The demands of arts reporting can verge on the strange. I’m standing on a bleak, unpromising road, somewhere in the middle of an industrial estate at the edge of Peckham.
I’m looking for the Goldsmiths BA Media & Communications photography show, which, my friend says reassuringly over the phone, is taking place somewhere close by. To tell the truth, I’m a bit lost.
A quick Google Maps consultation later and I’m back on track, heading down the unhelpfully-unlabelled Rollins Road towards the Pigeon Wing, the venue for tonight’s private view.
This is truly an edgy location. So edgy, in fact, that if you’re not really sharp, you might not find it. Like the title of the exhibition, ‘Untitled (2010)’, it’s wilfully obscure, hidden around a corner in a maze of slightly grim south London streets. A solitary sandwich-board stands in the yard outside, guiding the way in.
A charmingly shabby red-brick industrial building with large, cloudy windows, The Pigeon Wing is a quintessentially hip art space that reclaims the rough, utilitarian environs of a disused warehouse in the name of culture. Loud music greets me as I climb the stairs past bicycles and dusty gas cannisters to the top floor, and enter a long, bright wooden-floored room where the show is in full swing.
The crowd is distinctively Goldsmiths: artfully-dressed boys and girls mingle to the strains of the Smiths. Most stand, but some gravitate towards a hotchpotch cluster of furniture.

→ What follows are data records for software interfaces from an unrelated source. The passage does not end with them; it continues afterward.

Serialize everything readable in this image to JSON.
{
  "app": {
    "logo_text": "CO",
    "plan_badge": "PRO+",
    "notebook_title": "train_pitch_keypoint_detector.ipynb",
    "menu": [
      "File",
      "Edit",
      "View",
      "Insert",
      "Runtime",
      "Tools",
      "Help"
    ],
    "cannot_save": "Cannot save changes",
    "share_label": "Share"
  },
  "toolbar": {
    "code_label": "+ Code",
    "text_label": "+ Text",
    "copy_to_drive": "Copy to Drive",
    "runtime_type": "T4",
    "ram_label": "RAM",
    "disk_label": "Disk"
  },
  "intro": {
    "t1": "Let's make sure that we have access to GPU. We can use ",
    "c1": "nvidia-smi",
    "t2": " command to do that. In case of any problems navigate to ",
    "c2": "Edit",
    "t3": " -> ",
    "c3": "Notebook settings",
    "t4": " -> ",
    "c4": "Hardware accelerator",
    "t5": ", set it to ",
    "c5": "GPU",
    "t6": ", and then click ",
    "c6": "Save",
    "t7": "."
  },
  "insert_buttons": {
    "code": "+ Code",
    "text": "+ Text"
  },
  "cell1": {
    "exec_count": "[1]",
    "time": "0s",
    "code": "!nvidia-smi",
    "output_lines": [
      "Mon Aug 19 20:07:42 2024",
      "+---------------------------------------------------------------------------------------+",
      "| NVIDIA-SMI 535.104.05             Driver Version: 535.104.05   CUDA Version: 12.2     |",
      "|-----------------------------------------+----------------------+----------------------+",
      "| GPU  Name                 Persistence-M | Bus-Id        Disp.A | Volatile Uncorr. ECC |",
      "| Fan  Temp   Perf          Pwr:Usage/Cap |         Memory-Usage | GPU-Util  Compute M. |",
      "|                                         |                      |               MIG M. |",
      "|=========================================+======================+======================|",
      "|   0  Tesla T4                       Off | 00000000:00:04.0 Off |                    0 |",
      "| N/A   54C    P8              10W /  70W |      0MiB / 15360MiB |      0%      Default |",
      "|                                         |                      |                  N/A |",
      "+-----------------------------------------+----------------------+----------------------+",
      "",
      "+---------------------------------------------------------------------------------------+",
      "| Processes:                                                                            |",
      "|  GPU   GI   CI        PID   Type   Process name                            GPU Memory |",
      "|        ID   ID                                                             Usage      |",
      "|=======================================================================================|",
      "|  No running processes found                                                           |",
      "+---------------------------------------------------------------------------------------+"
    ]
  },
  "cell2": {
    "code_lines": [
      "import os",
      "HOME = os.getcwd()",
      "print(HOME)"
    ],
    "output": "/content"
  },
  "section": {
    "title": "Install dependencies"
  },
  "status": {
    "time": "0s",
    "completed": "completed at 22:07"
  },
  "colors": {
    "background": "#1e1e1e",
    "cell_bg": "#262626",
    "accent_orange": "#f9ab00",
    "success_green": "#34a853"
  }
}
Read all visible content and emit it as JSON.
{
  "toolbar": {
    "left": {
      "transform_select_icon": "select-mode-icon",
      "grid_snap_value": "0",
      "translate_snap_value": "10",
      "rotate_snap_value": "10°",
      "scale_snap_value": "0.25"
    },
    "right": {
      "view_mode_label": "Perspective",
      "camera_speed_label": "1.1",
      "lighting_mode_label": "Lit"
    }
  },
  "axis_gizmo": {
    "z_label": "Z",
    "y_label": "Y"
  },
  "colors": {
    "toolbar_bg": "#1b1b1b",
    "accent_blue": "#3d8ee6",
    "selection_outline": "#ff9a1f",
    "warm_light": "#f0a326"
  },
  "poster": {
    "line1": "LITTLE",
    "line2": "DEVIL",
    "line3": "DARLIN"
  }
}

Snowstorm fuzzes across the screen of a small TV in the centre of the room, then resolves itself into a smattering of tiny sportsmen – the reception’s a little dodgy but an eager huddle has gathered on the floor to watch the football, shouting encouragements and abuse at the England team.
Drinks are flowing and conversations bubbling. Shrieks of laughter and football-related rage puncture the air. A red vuvuzela stands incongruously on the refreshments table. On the windowsill, a jar of cigarette butts.
The photos themselves adorn three of the room’s walls, with a selection hanging from wires in the middle. Through the grimy windowpanes, the industrial landscape of southeast London is visible in the fading light of the evening.
The show’s subject matter incorporates a mixture of compelling portraiture and scenery, reflecting its nominated theme, ‘Urban landscape and its inhabitants.’
I’m immediately drawn to the work of Alexandra Seigle. She presents stark black and white prints of people in the street: a trio of workmen gaze at the camera, their grubby clothes picked out in elegant contrast. In another frame, a gaggle of betting shop punters crowd together, drinks in hands, as a dog sniffs at their feet.
Further along, I find Kieran Jessel’s work, which is huge, and hung with bulldog clips on the end wall. His prints show the desolate landscapes of empty street corners and toytown-like housing estates.
In contrast, Ella Boynton’s work is displayed in a cluster of diverse second-hand frames. It shows cluttered, cosy interiors and their inhabitants, homing in on enigmatic details such as a mass of empty coffee cups laid out on a sideboard.
A sense of the minutiae of everyday life pervades many of the images on display, some of which, in a muted fashion, recall the work of Martin Parr. The images are often unmistakeably British, with a sympathetic eye that seems to convey a certain knowing affection for their subjects’ foibles.
If the Goldsmiths Art department shows on Thursday were the big cheese, events-wise, then ‘Untitled (2010)’ is the alternative – a fact that is a slightly sore point among its highly-motivated artist-organisers.
“We’ve struggled with getting any support from college for this,” says Benjamin Mallek, whose work is on show across the room. “The resources go into the Art degree shows. But Media is important too! I think if you’re doing photography you should get support.”
But despite the difficulties, the DIY underpinnings of the exhibition are equally and unavoidably part of its charm. From the sequestered but exciting location to the enthusiastic presence of its creators, it retains a rough-and-ready quality that’s as endearing as it is surprising.
At one point in the evening, standing before a cluster of photographs, I look down, and am startled to discover a black cat slinking around my ankles. This is truly a unique show…
‘Untitled (2010)’ is open this weekend, 19-20 June, at The Pigeon Wing, SE15 1EP.